The Cycle of Learning (#100)

We relish those "aha" moments when we have truly learned something new, yet our learning exposes the edges of how much more there is yet to learn.

A painting of a Havanese dog colorfully robed as a scholar
Learning, JLP

When we have learned something new, storing the knowledge deep in our cerebral cortex, we have reached a pivotal moment, we can never return to the person we were before this. We uncovered something that has changed us, we are wiser, in this dimension, than previously. Through a magical mix of basal ganglia activity and connecting synapses, we have increased the magnitude of our understanding.

In the precise point when the act of our study triggers an encoding of knowledge in our brain, we feel a slight euphoria, maybe a sense of accomplishment. We think "I've got it", we experience an "aha" moment. These moments are powerful, as if we recognize the knowledge gained and the reshaping of the person we are. We are awash, however fleetingly, in the momentary rush of dopamine and adrenaline in celebration of our mental accomplishments.

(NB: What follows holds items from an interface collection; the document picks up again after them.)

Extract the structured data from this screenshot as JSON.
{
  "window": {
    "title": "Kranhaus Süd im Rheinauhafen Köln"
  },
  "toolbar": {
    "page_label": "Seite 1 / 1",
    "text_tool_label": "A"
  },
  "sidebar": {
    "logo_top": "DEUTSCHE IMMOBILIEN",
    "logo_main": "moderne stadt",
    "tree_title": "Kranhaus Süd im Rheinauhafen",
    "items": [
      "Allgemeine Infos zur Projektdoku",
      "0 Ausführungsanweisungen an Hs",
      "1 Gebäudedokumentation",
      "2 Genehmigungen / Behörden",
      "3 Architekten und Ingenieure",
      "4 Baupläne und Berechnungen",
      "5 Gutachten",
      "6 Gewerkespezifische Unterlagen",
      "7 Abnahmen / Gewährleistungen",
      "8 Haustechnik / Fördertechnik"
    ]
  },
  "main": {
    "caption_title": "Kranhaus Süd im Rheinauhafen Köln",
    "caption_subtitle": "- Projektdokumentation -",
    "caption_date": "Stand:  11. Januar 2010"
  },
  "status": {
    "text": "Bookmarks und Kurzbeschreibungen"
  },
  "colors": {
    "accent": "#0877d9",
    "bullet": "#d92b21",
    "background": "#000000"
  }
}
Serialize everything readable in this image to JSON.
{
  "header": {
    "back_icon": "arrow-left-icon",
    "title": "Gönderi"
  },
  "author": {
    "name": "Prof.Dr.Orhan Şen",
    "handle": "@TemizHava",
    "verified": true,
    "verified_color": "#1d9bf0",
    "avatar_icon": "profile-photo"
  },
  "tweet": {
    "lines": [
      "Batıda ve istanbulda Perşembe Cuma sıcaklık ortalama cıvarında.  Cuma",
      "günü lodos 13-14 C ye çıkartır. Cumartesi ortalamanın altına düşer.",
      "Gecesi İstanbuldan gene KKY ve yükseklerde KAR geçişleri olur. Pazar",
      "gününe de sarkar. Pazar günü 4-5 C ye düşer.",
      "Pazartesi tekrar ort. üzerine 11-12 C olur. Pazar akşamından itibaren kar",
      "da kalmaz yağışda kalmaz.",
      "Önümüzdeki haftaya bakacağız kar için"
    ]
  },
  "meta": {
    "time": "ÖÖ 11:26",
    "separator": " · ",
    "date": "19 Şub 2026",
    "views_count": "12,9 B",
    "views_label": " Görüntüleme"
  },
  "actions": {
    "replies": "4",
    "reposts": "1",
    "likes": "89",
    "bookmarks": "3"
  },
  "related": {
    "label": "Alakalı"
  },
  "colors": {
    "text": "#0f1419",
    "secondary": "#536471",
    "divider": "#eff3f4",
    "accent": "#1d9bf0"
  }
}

When we begin learning, discoveries happen frequently and with each it deepens our awareness of the vast depths of the material we have yet to tackle. Somehow its true that we know more and yet feel, in proportion, like we know less — its daunting, we know enough now to know our inadequacies. Mastery may seem out of reach.

It can be discouraging, acknowledging the scale of the body of work that lies in front of us. These eureka moments then act as small jolts of encouragement, providing a physical and mental reward for our efforts. They remind us that the journey is part of the purpose, sometimes more so than the destination.

“I get a lot of joy out of being in something: a task, a book, a school program. The end of something brings a fear of grappling with where I’ve been and where I’d hoped to be.” -Julia Bedell, a writer living in Anchorage

The struggle to grasp the meaning of our study, to truly know and have mastery, has to be difficult, for if it were easy we'd fail to appreciate it, we could not harness the power that comprehension yields. We would scarcely think deeply enough, taking our proficiency for granted, to leverage the insights that our gains in knowledge provide. We need the effort and the challenge, for when we have moments of discovery, it is our expended energy that is returned to us as motivation. To be motivated is to be curious, a desire to know, which begins anew our cycling of learning.

The Paradox Pairs series is an exploration of the contradictory forces that surround us. A deeper study finds that these forces often complement each other if we can learn to tap into the strength of each. See the entire series by using the Paradox Pairs Index.